This work presents an enhanced version of a simple model of surface fire spread, already reported in [J.H. Balbi, J.L. Rossi, T. Marcelli, P.A. Santoni, Combust. Sci. Technol. 178 (2007) 2511-2537]. The simplicity of the original model was preserved and the “faster than real…
Year: 2009
Type: Document
Source: FRAMES

Reszka, Borowiec, Steinhaus, Torero
A methodology for the estimation of ignition times on solid materials is presented. It is based on the observation that the time to ignition is proportional to the squared time integral of the incident heat flux. This relationship can be readily demonstrated for the classical…
Year: 2012
Type: Document
Source: FRAMES

El Houssami, Thomas, Lamorlette, Morvan, Chaos, Hadden, Simeoni
A method to accurately understand the processes controlling the burning behavior of porous wildland fuels is presented using numerical simulations and laboratory experiments. A multiphase approach has been implemented in OpenFOAM, which is based on the FireFOAM solver for large…
Year: 2016
Type: Document
Source: FRAMES

The Wildland Fire Lessons Learned Center provides the nuts and bolts on real-deal incidents that translate into actions you can take.
Year: 2018
Type: Document
Source: FRAMES

Petrenko, Kahn, Chin, Limbacher
Simulations of biomass burning (BB) emissions in global chemistry and aerosol transport models depend on external inventories, which provide location and strength for BB aerosol sources.
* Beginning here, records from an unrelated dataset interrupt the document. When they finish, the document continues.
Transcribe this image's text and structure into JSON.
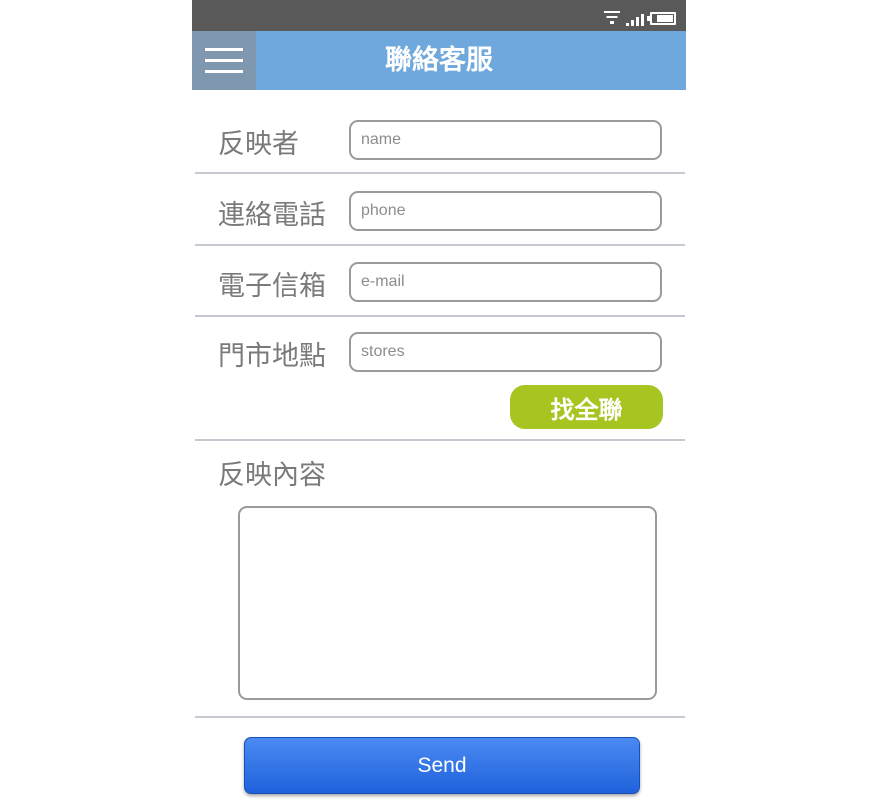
{
  "header": {
    "title": "聯絡客服",
    "menu_icon": "hamburger-menu-icon",
    "bar_color": "#6fa8dc"
  },
  "status_bar": {
    "icons": [
      "wifi-icon",
      "signal-icon",
      "battery-icon"
    ]
  },
  "form": {
    "reporter": {
      "label": "反映者",
      "placeholder": "name",
      "value": ""
    },
    "phone": {
      "label": "連絡電話",
      "placeholder": "phone",
      "value": ""
    },
    "email": {
      "label": "電子信箱",
      "placeholder": "e-mail",
      "value": ""
    },
    "store": {
      "label": "門市地點",
      "placeholder": "stores",
      "value": ""
    },
    "find_button_label": "找全聯",
    "content": {
      "label": "反映內容",
      "value": ""
    },
    "send_label": "Send"
  },
  "colors": {
    "accent_green": "#a7c520",
    "send_blue": "#2f72e6",
    "status_bar": "#595959"
  }
}
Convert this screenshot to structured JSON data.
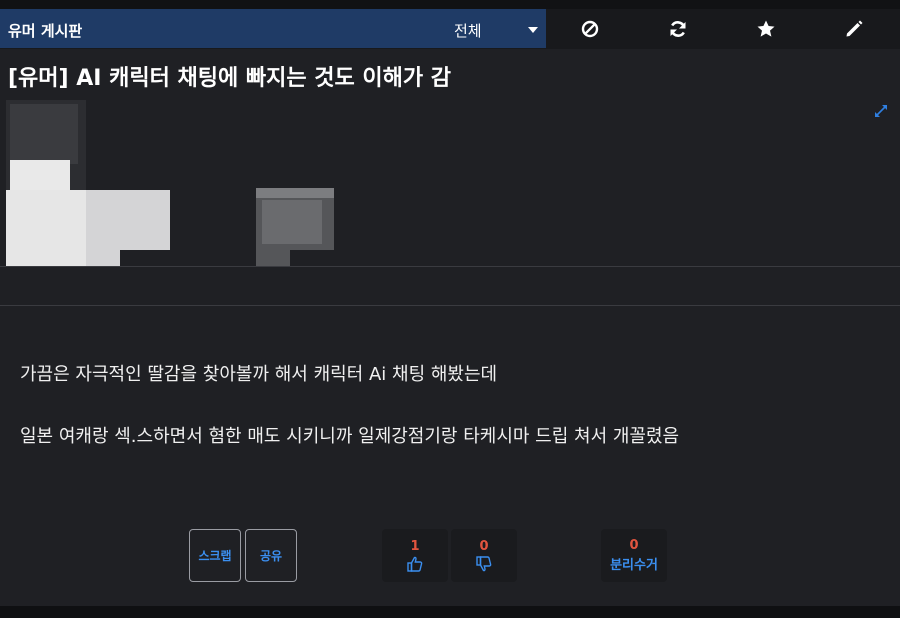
{
  "header": {
    "board_name": "유머 게시판",
    "filter": "전체",
    "tools": [
      {
        "name": "block-icon"
      },
      {
        "name": "refresh-icon"
      },
      {
        "name": "star-icon"
      },
      {
        "name": "pencil-icon"
      }
    ]
  },
  "post": {
    "title": "[유머] AI 캐릭터 채팅에 빠지는 것도 이해가 감",
    "body": [
      "가끔은 자극적인 딸감을 찾아볼까 해서 캐릭터 Ai 채팅 해봤는데",
      "일본 여캐랑 섹.스하면서 혐한 매도 시키니까 일제강점기랑 타케시마 드립 쳐서 개꼴렸음"
    ]
  },
  "actions": {
    "scrap_label": "스크랩",
    "share_label": "공유",
    "upvotes": "1",
    "downvotes": "0",
    "recycle_count": "0",
    "recycle_label": "분리수거"
  },
  "colors": {
    "accent": "#3b8ff0",
    "header_bg": "#1f3b66",
    "vote_count": "#e2553f",
    "background": "#1f2024"
  }
}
Our previous work shows that to first order, satellite snapshots of aerosol optical depth (…
Year: 2017
Type: Document
Source: FRAMES
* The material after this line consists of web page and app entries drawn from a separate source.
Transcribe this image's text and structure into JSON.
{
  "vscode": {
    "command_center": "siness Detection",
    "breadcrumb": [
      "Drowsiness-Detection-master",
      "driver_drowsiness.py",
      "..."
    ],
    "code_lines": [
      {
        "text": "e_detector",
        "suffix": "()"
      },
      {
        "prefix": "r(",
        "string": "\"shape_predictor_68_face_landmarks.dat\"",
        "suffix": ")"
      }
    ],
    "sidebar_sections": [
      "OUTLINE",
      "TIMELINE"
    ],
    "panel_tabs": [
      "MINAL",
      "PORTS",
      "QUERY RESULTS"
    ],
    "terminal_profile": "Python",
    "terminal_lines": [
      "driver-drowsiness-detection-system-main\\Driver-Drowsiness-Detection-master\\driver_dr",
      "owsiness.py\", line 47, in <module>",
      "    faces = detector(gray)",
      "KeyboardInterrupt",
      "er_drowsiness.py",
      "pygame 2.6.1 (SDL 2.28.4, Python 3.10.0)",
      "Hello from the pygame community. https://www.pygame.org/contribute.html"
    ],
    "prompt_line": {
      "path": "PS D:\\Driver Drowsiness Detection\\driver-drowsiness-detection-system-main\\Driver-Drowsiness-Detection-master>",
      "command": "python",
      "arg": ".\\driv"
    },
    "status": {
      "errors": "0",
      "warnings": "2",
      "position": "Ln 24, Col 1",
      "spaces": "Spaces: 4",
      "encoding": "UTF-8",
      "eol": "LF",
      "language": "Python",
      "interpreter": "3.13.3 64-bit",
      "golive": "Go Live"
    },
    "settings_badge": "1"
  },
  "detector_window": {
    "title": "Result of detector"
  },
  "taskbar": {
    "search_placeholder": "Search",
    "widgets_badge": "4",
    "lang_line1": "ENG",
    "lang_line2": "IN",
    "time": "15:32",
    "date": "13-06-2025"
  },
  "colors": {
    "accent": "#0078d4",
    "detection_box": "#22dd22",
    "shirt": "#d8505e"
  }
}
Earl, Simmonds
Fire regimes across the globe have great spatial and temporal variability, and these are influence by many factors including anthropogenic management, climate, and vegetation types. Here we utilize the satellite‐based 'active fire' product, from Moderate Resolution Imaging…
Year: 2018
Type: Document
Source: FRAMES

Mehta, Singh, Anshumali
In this paper, the decadal datasets available from the space-borne lidar, Cloud Aerosol Lidar with Orthogonal Polarization (CALIOP) onboard Cloud-Aerosol Lidar and Infrared Pathfinder Satellite Observations (CALIPSO) are analyzed in order to understand the spatial and vertical…
Year: 2018
Type: Document
Source: FRAMES
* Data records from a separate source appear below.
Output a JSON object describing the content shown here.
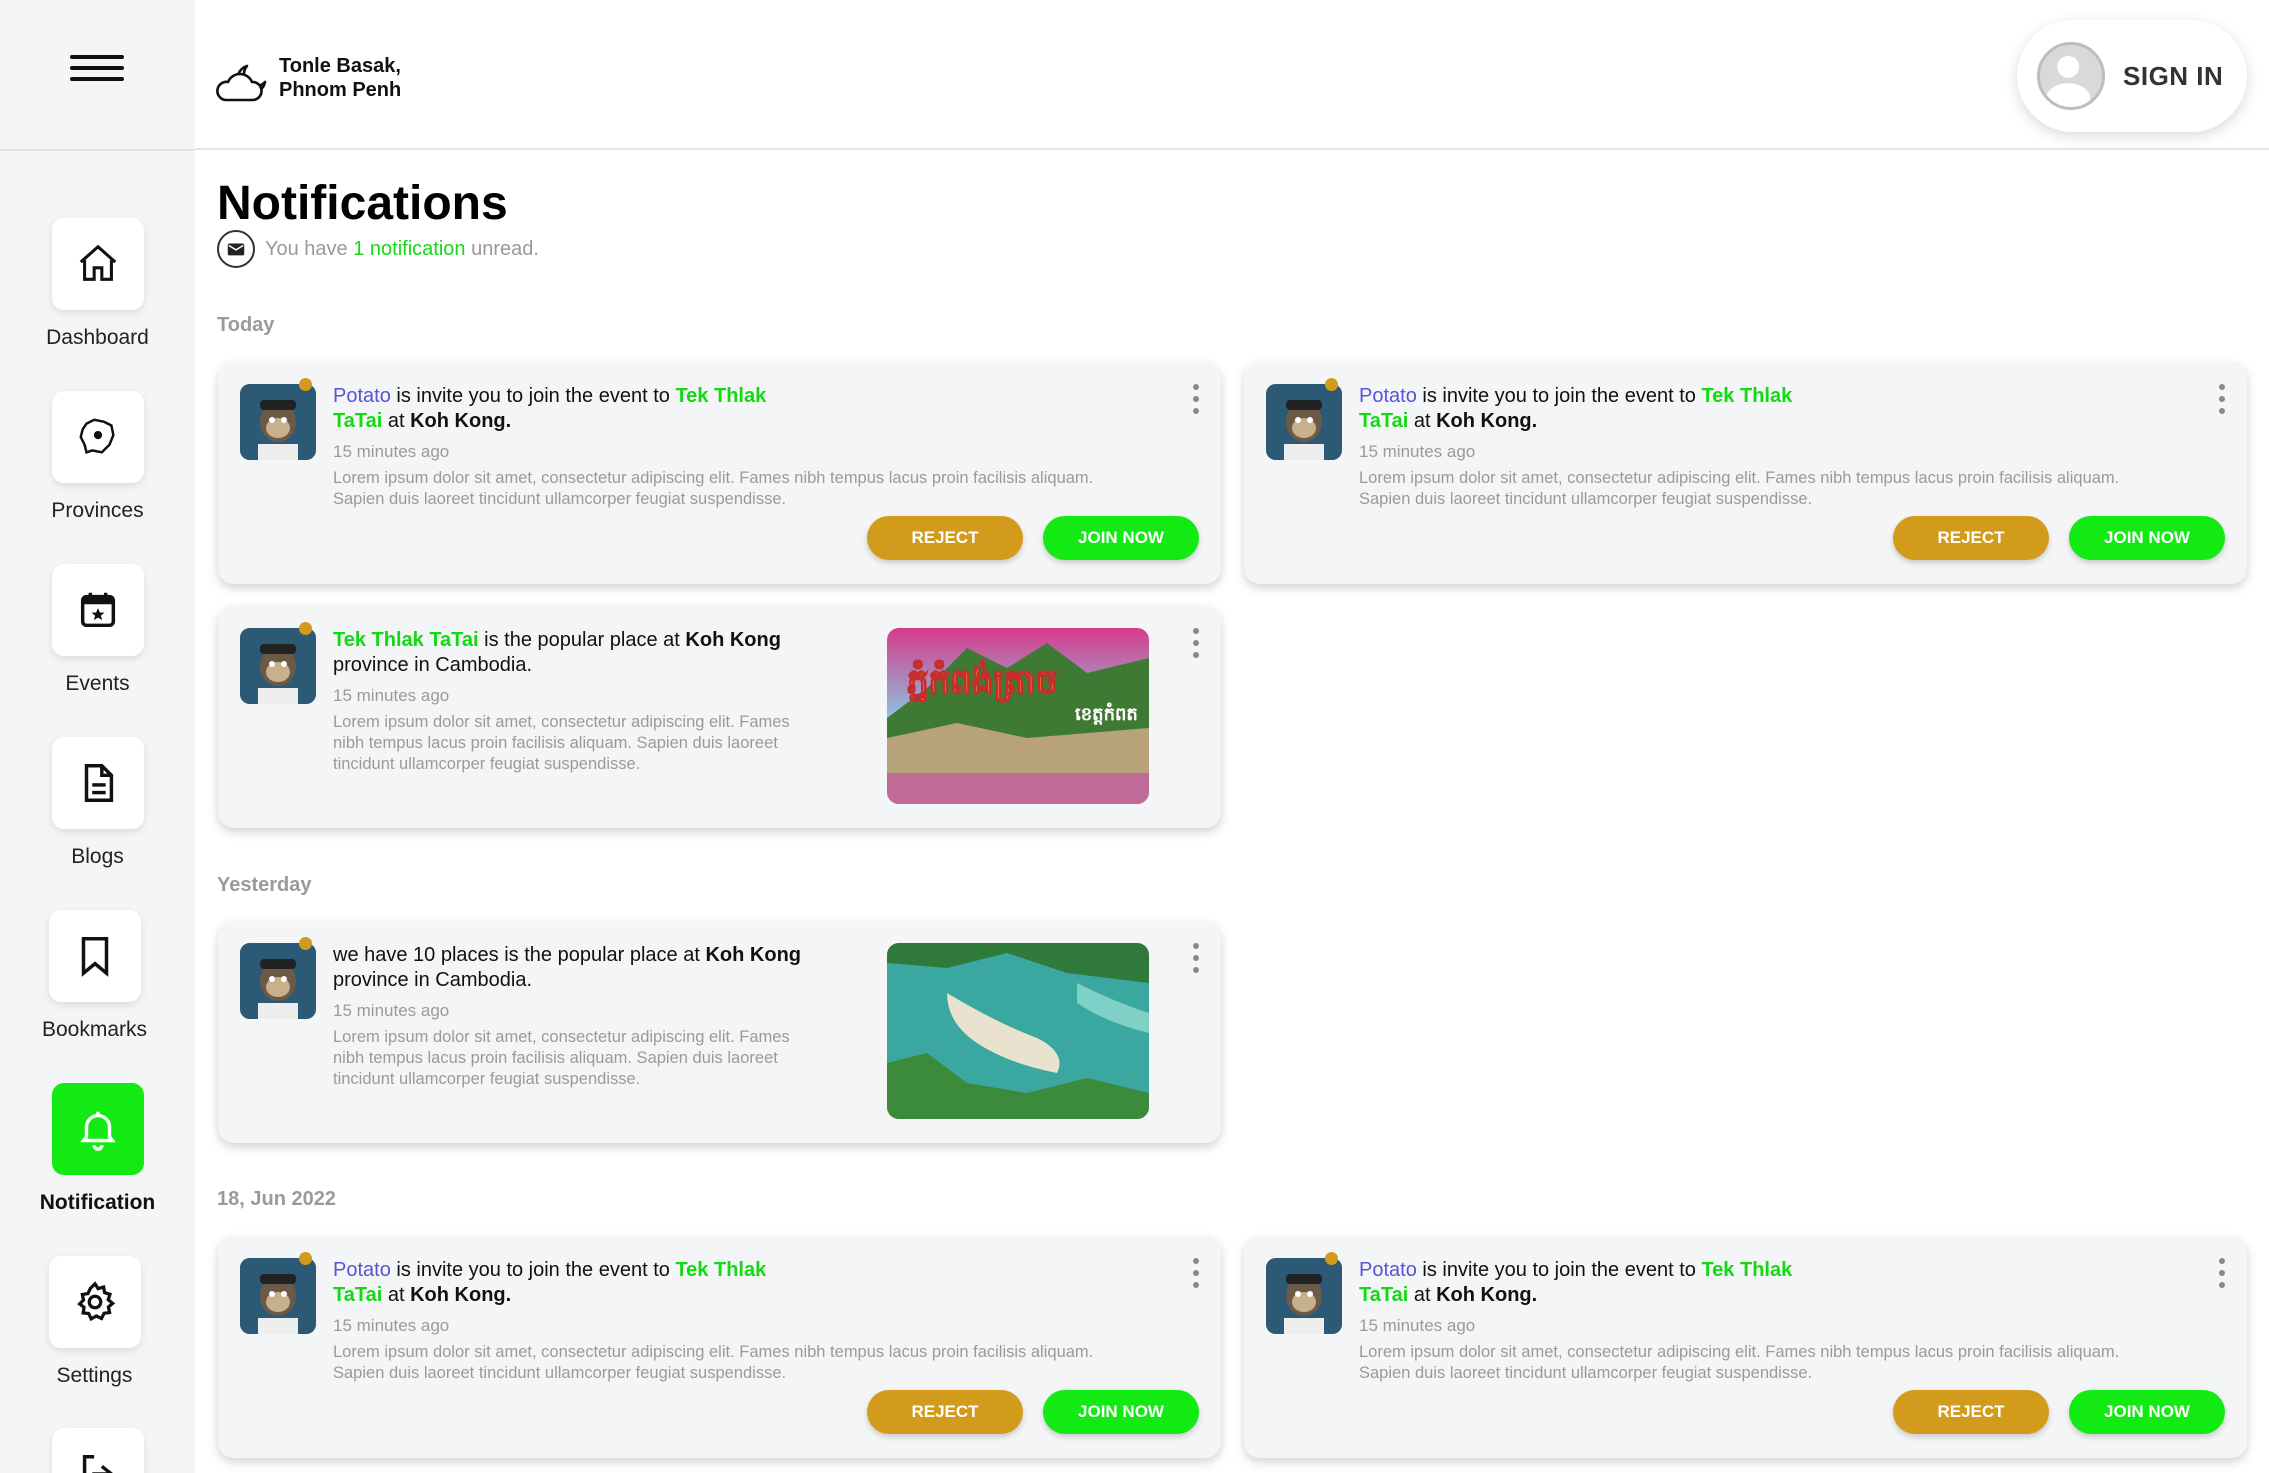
{
  "sidebar": {
    "items": [
      {
        "label": "Dashboard"
      },
      {
        "label": "Provinces"
      },
      {
        "label": "Events"
      },
      {
        "label": "Blogs"
      },
      {
        "label": "Bookmarks"
      },
      {
        "label": "Notification"
      },
      {
        "label": "Settings"
      }
    ],
    "active": "Notification"
  },
  "header": {
    "location_line1": "Tonle Basak,",
    "location_line2": "Phnom Penh",
    "signin_label": "SIGN IN"
  },
  "main": {
    "title": "Notifications",
    "unread": {
      "prefix": "You have",
      "highlight": "1 notification",
      "suffix": "unread."
    },
    "sections": [
      "Today",
      "Yesterday",
      "18, Jun 2022"
    ]
  },
  "notifications": {
    "invite": {
      "user": "Potato",
      "text1": "is invite you to join the event to",
      "event_part1": "Tek Thlak",
      "event_part2": "TaTai",
      "text2": "at",
      "place": "Koh Kong.",
      "time": "15 minutes ago",
      "desc_line1": "Lorem ipsum dolor sit amet, consectetur adipiscing elit. Fames nibh tempus lacus proin facilisis aliquam.",
      "desc_line2": "Sapien duis laoreet tincidunt ullamcorper feugiat suspendisse.",
      "reject_label": "REJECT",
      "join_label": "JOIN NOW"
    },
    "popular": {
      "place_name": "Tek Thlak TaTai",
      "text1": "is the popular place at",
      "place": "Koh Kong",
      "text2": "province in Cambodia.",
      "time": "15 minutes ago",
      "desc_line1": "Lorem ipsum dolor sit amet, consectetur adipiscing elit. Fames",
      "desc_line2": "nibh tempus lacus proin facilisis aliquam. Sapien duis laoreet",
      "desc_line3": "tincidunt ullamcorper feugiat suspendisse.",
      "image_title": "ភ្នំកំពង់ត្រាច",
      "image_subtitle": "ខេត្តកំពត"
    },
    "places": {
      "text1": "we have 10 places is the popular place at",
      "place": "Koh Kong",
      "text2": "province in Cambodia.",
      "time": "15 minutes ago",
      "desc_line1": "Lorem ipsum dolor sit amet, consectetur adipiscing elit. Fames",
      "desc_line2": "nibh tempus lacus proin facilisis aliquam. Sapien duis laoreet",
      "desc_line3": "tincidunt ullamcorper feugiat suspendisse."
    }
  },
  "colors": {
    "accent_green": "#13ea13",
    "reject_gold": "#d39b1b",
    "user_purple": "#5854d6"
  }
}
Rodríguez y Silva, González-Cabán
We propose an economic analysis using utility and productivity, and efficiency theories to provide fire managers a decision support tool to determine the most efficient fire management programs levels. By incorporating managers’ accumulated fire suppression experiences (…
Year: 2016
Type: Document
Source: FRAMES